Loading saved settings


Matplotlib rcParams can be changed persistently by placing matplotlibrc files in the same directory as your python script. But it can be difficult to design and store your own colormaps and color cycles for future use. It is also difficult to get matplotlib to use custom .ttf and .otf font files, which may be desirable when you are working on Linux servers with limited font selections.


ProPlot settings can be changed persistently by editing the default proplotrc file in the location given by user_file (this is usually $HOME/.proplot/proplotrc) or by adding proplotrc files to either the current directory or any parent directory. Adding files to parent directories can be useful when working in projects with lots of subfolders. See the user guide for details.

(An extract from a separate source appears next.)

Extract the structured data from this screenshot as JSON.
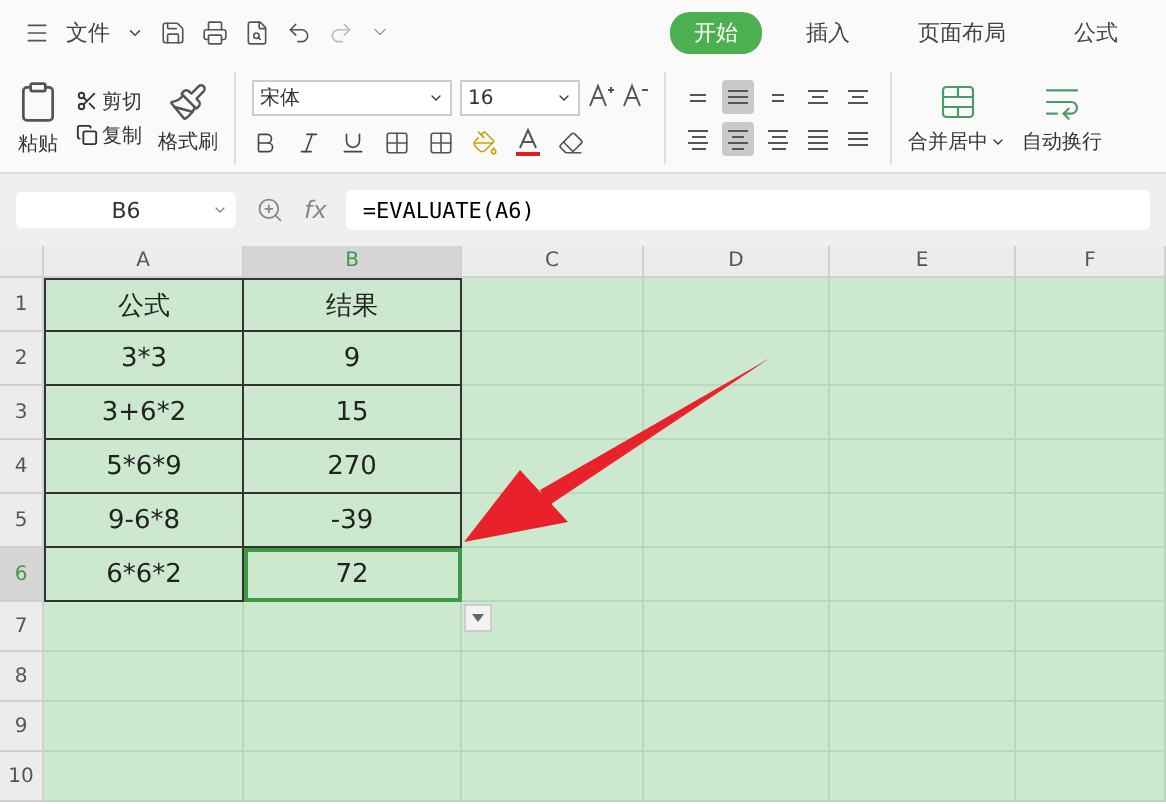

ProPlot also automatically registers colormaps, color cycles, colors, and font files stored in the cmaps, cycles, colors, and fonts folders in the location given by user_folder (this is usually $HOME/.proplot). You can save colormaps and color cycles to these folders simply by passing save=True to Colormap and Cycle. To explicitly register objects stored in these folders, or to register arbitrary input arguments, you can use register_cmaps, register_cycles, register_colors, or register_fonts.